Dr. Mohammad Jahangir Khan was a big man who stood six feet and bowled medium pace. His test debut was versus England from Colonial India at Lords Cricket Stadium on June 25 to 28 in the year 1932.
Jahangir Khan came from the orthodox Muslim family of Punjab. Dr. Mohammad Jahangir Khan scored 108 on his first-class debut and took seven wickets in the second innings of the match.
Dr. Mohammad Jahangir Khan represented India in her first ever Test against England at Lord's in 1932. After the tour, he stayed back in England and took a doctorate from Cambridge University. He passed the final Bar from Middle Temple, London. In that time he was Cambridge blue in cricket for four years. He also made two appearances in Gentlemen vs Players matches. In 1935 playing for Indian Gymkhana (Bombay Gymkhana), he also scored 1380 runs in two months, at an average of 70.
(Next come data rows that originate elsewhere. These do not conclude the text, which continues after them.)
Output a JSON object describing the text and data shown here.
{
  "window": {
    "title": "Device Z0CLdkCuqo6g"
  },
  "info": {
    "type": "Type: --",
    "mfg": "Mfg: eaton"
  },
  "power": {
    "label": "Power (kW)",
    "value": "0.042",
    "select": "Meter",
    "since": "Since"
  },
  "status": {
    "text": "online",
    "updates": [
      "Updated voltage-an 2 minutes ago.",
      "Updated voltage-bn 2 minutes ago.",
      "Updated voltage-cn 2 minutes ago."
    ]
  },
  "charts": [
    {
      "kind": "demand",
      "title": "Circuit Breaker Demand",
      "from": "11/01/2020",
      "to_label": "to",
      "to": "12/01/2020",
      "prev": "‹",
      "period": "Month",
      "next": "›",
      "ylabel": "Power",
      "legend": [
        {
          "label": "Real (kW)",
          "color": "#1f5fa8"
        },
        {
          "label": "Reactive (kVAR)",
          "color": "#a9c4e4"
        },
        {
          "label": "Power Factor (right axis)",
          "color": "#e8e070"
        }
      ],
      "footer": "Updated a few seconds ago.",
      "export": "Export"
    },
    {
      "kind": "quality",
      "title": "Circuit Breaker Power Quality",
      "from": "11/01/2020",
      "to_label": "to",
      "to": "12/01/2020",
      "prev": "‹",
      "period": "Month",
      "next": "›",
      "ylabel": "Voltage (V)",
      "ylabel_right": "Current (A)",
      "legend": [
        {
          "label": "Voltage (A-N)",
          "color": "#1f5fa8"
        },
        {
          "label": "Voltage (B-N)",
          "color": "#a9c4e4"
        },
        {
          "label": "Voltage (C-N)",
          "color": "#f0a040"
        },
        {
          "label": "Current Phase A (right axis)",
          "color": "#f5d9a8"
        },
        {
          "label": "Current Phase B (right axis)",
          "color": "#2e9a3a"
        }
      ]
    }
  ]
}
When India toured England in 1936, Dr. Mohammad Jahangir Khan joined the Indian Colonial team and appeared in all three Tests. His best bowling during his time at Cambridge was a 7 for 58 against the champion county Yorkshire. Back in India, Dr. Mohammad Jahangir Khan played in the Bombay Pentangular in 1939.
While playing against Marylebone Cricket Club at Lord's in 1936, Dr. Mohammad Jahangir Khan bowled a ball to Tom Pearce that struck and killed a sparrow. The bird was subsequently stuffed and mounted on the match ball which is currently exhibited in the MCC Museum at Lord's.
Dr. Mohammad Jahangir Khan became the captain of Colonial India in a tour of Ceylon (now Srilanka) in 1940 to 1941 that was cancelled due to the Second World War.
Jahangir Khan’s last test match was versus England at The Oval on August 15 to 18th, in the yeare1936. He died on 23rd July 1988. At the time of his death, he was the last survivor from the team that played for India in the country’s first Test match.